Instructor Info:
Office Telephone: (604) 822-4769
Taught Sections:
Status Section Activity Term Interval Days Start Time End Time Section Comments
 PHIL 102 003Lecture2 Mon Wed10:0011:00

This course has mandatory discussion sections. Students must also register in one of the following sections: L01, L02, L03, L04, or L06. Please note: PHIL 101 and PHIL 102 are independent introductory courses and need not be taken in sequential order.

 PHIL 230 001Lecture1 Mon Wed Fri12:0013:00

Course Description: This course surveys some of the main roots and thinkers of the Western ethical tradition, starting from its basis in ancient Greek and Judeo-Christian thought, and then synthesized and secularized in the modern era. Main texts include Aristotle's "Nicomachean Ethics," excerpts from the Bible and Christian scholars, Hobbes' "Leviathan," Hume's "Treatise of Human Understanding," Kant's "Groundwork of the Metaphysics of Morals," and Mill's "Utilitarianism." Some more contemporary readings will also be covered to illustrate more recent developments in this philosophical tradition. Main topics include the places of reason, emotion, culture, and happiness in ethics; the role of self-interest vs. duty to others; and whether ethics is objective or subjective.

BlockedPHIL 390 001Seminar1 Wed14:0017:00

Topic: Ethics and the future

Course Description: Ethics is in some sense intrinsically concerned with the future, insofar as it is, in many respects, devoted to choosing among actions based on the future results they will bring about. However, the future seems to be both hard to predict, and to be changing more quickly than ethics does. So the relevance of traditional ethical approaches to the kinds of ethical questions we face today is open to question and further investigation. In this seminar, we will consider how mainstream normative ethical theories can or can't be used to address some of the looming issues that humanity faces today, such as global warming, technological dystopias, globalization, population pressure, and transhumanism. Topics to be covered include a review of standard normative theories, practi and ~
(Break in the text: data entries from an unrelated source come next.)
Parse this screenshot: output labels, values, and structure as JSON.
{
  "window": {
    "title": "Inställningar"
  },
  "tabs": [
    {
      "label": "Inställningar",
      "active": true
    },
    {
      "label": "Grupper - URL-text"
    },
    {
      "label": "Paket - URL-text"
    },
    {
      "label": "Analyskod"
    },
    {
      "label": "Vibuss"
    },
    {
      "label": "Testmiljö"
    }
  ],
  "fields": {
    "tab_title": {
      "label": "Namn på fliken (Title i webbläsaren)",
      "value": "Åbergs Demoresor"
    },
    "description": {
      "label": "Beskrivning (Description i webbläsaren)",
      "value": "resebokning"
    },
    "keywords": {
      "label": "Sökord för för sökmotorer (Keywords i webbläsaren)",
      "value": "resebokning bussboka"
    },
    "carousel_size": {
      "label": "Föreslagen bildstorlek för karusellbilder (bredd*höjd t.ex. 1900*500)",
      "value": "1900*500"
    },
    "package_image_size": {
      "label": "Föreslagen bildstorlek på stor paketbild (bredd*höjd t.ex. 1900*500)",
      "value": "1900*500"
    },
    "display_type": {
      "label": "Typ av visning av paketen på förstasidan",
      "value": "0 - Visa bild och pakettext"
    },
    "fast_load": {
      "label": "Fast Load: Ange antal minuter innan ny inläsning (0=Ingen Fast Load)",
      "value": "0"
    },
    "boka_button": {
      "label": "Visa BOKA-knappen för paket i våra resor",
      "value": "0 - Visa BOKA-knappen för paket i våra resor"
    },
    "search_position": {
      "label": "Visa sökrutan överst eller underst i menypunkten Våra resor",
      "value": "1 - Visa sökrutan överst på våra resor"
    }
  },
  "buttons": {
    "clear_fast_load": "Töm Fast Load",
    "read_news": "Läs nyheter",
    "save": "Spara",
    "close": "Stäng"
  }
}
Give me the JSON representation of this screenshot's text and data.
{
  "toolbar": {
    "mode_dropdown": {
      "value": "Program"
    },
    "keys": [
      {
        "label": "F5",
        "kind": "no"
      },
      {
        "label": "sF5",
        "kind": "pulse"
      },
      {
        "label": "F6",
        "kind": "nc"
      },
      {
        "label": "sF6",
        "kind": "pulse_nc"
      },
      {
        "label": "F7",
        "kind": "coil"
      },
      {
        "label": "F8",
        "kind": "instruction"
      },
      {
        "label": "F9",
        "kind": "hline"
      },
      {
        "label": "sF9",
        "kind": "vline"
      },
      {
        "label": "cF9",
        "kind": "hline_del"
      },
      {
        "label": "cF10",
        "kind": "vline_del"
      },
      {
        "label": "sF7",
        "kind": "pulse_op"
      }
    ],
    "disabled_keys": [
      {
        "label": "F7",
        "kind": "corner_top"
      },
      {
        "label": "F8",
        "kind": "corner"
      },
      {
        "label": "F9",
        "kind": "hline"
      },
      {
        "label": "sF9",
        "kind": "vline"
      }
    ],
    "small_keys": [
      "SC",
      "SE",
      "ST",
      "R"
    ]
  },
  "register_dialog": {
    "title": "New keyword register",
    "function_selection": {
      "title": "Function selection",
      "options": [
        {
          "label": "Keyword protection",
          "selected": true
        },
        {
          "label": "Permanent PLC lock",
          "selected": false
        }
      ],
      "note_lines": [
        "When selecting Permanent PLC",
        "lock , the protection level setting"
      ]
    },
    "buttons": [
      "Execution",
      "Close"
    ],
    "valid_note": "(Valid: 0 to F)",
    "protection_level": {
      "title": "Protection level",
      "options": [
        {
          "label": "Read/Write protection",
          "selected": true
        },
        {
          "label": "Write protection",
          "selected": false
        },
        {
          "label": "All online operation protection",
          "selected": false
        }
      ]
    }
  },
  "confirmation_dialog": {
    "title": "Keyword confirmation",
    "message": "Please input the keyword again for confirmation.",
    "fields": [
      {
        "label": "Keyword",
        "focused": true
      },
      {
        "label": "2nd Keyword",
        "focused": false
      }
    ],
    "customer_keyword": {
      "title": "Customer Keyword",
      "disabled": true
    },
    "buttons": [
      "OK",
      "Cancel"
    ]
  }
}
cal reasoning, decisions under uncertainty, obligations to future persons, commensurability of values, and individual and collective responsibility.

FullPHIL 431 001Seminar2 Mon14:0017:00

Topic: Exploitation and Solidarity

Course Description: This seminar will be focused on two different (though possibly related) topics: exploitation and solidarity. Exploitation has been a central concept in political philosophy since at least Marx, though it has recently been explored from other perspectives. This concept plays a role in thinking about justice and economic thinking, though has applications in ethics and feminist philosophy, among other places. While many of us accept that exploitation is a bad thing, what exactly is wrong with it? Might it be better to be exploited than ignored, economically speaking? And how does exploitation relate to fundamental ethical values, such as fairness, respect, and dignity? Solidarity is a less central concept, but one that deserves serious scrutiny, and perhaps plays an eq and ~

ually important role as a defense against being divided and conquered. Groups of people sharing a common set of interests and an identity are fundamental to political theorizing. But what makes a people into a group, and when should a group split over basic differences in values, principles, or self-conceptions, or remain united in solidarity despite such differences? Is solidarity more than a merely instrumental value? And how does solidarity relate to tolerance, democratic theory, and cultural identity? This course will address a range of issues raised by these concepts and their roles in political theory.

 PHIL 531A 002Seminar2 Wed14:0017:00

This section will be held in BUCH D324.

Topic: Coercion and power in political philosophy

This seminar will consider two of the foundational issues in social and political philosophy: how to understand coercion and (social) power, both between the state institutions and citizens, and between different powerful actors in society. We will look at several contrasting approaches to coercion, and how they fit into larger theories of political philosophy, and then at various ways of conceptualizing power as a factor in political theory as well. We will also connect these concerns to theories of state justification, democracy, moral psychology, and ethics. Key framing questions include how does coercion relate to power and what role should power play in a theory of justice or state legitimacy.